# WHAT IS REQUIRED
Only the text of the records belongs in the answer; the pictures must be dropped.

(Stored items)

☆ ☆ ☆ ☆ ☆

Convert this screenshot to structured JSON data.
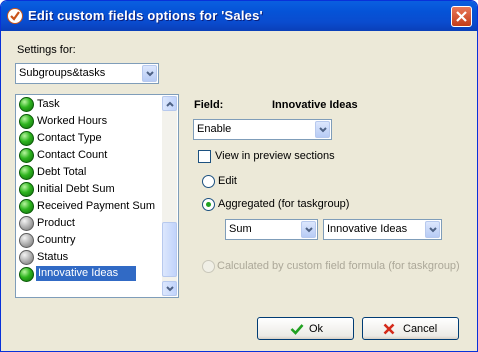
{
  "window": {
    "title": "Edit custom fields options for  'Sales'",
    "icon": "checkmark-app-icon",
    "close_icon": "close-icon"
  },
  "settings": {
    "label": "Settings for:",
    "selected": "Subgroups&tasks"
  },
  "fields_list": {
    "items": [
      {
        "label": "Task",
        "status": "green"
      },
      {
        "label": "Worked Hours",
        "status": "green"
      },
      {
        "label": "Contact Type",
        "status": "green"
      },
      {
        "label": "Contact Count",
        "status": "green"
      },
      {
        "label": "Debt Total",
        "status": "green"
      },
      {
        "label": "Initial Debt Sum",
        "status": "green"
      },
      {
        "label": "Received Payment Sum",
        "status": "green"
      },
      {
        "label": "Product",
        "status": "grey"
      },
      {
        "label": "Country",
        "status": "grey"
      },
      {
        "label": "Status",
        "status": "grey"
      },
      {
        "label": "Innovative Ideas",
        "status": "green",
        "selected": true
      }
    ]
  },
  "field_panel": {
    "field_label": "Field:",
    "field_name": "Innovative Ideas",
    "enable_value": "Enable",
    "view_preview_label": "View in preview sections",
    "view_preview_checked": false,
    "edit_label": "Edit",
    "aggregated_label": "Aggregated (for taskgroup)",
    "aggregated_selected": true,
    "agg_function": "Sum",
    "agg_field": "Innovative Ideas",
    "calculated_label": "Calculated by custom field formula (for taskgroup)"
  },
  "buttons": {
    "ok": "Ok",
    "cancel": "Cancel"
  },
  "colors": {
    "title_bar": "#0553d7",
    "dialog_bg": "#ece9d8",
    "selection": "#316ac5",
    "ok_check": "#21a121",
    "cancel_x": "#d42a1a"
  }
}
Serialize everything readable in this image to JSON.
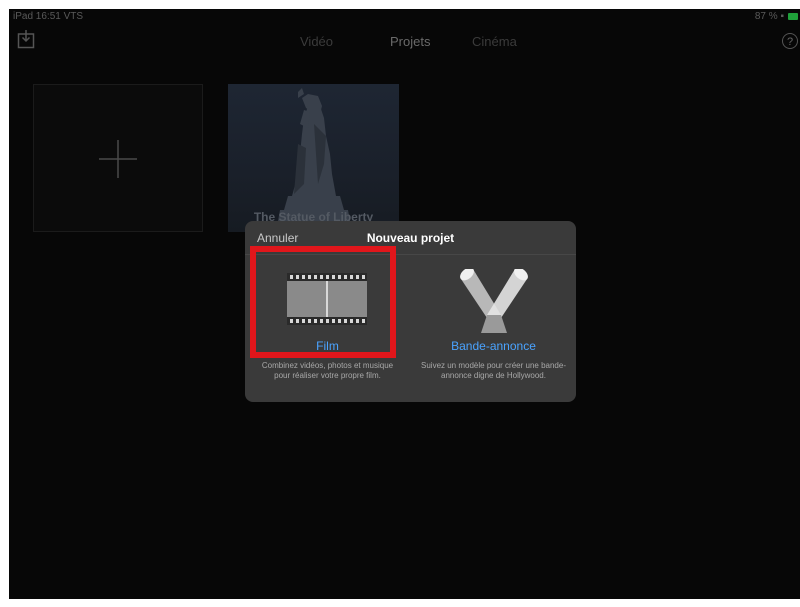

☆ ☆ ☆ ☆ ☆

# RESULT OF THE TASK
Convert this screenshot to structured JSON data.
{
  "window": {
    "title": "Edit custom fields options for  'Sales'",
    "icon": "checkmark-app-icon",
    "close_icon": "close-icon"
  },
  "settings": {
    "label": "Settings for:",
    "selected": "Subgroups&tasks"
  },
  "fields_list": {
    "items": [
      {
        "label": "Task",
        "status": "green"
      },
      {
        "label": "Worked Hours",
        "status": "green"
      },
      {
        "label": "Contact Type",
        "status": "green"
      },
      {
        "label": "Contact Count",
        "status": "green"
      },
      {
        "label": "Debt Total",
        "status": "green"
      },
      {
        "label": "Initial Debt Sum",
        "status": "green"
      },
      {
        "label": "Received Payment Sum",
        "status": "green"
      },
      {
        "label": "Product",
        "status": "grey"
      },
      {
        "label": "Country",
        "status": "grey"
      },
      {
        "label": "Status",
        "status": "grey"
      },
      {
        "label": "Innovative Ideas",
        "status": "green",
        "selected": true
      }
    ]
  },
  "field_panel": {
    "field_label": "Field:",
    "field_name": "Innovative Ideas",
    "enable_value": "Enable",
    "view_preview_label": "View in preview sections",
    "view_preview_checked": false,
    "edit_label": "Edit",
    "aggregated_label": "Aggregated (for taskgroup)",
    "aggregated_selected": true,
    "agg_function": "Sum",
    "agg_field": "Innovative Ideas",
    "calculated_label": "Calculated by custom field formula (for taskgroup)"
  },
  "buttons": {
    "ok": "Ok",
    "cancel": "Cancel"
  },
  "colors": {
    "title_bar": "#0553d7",
    "dialog_bg": "#ece9d8",
    "selection": "#316ac5",
    "ok_check": "#21a121",
    "cancel_x": "#d42a1a"
  }
}
Serialize everything readable in this image to JSON.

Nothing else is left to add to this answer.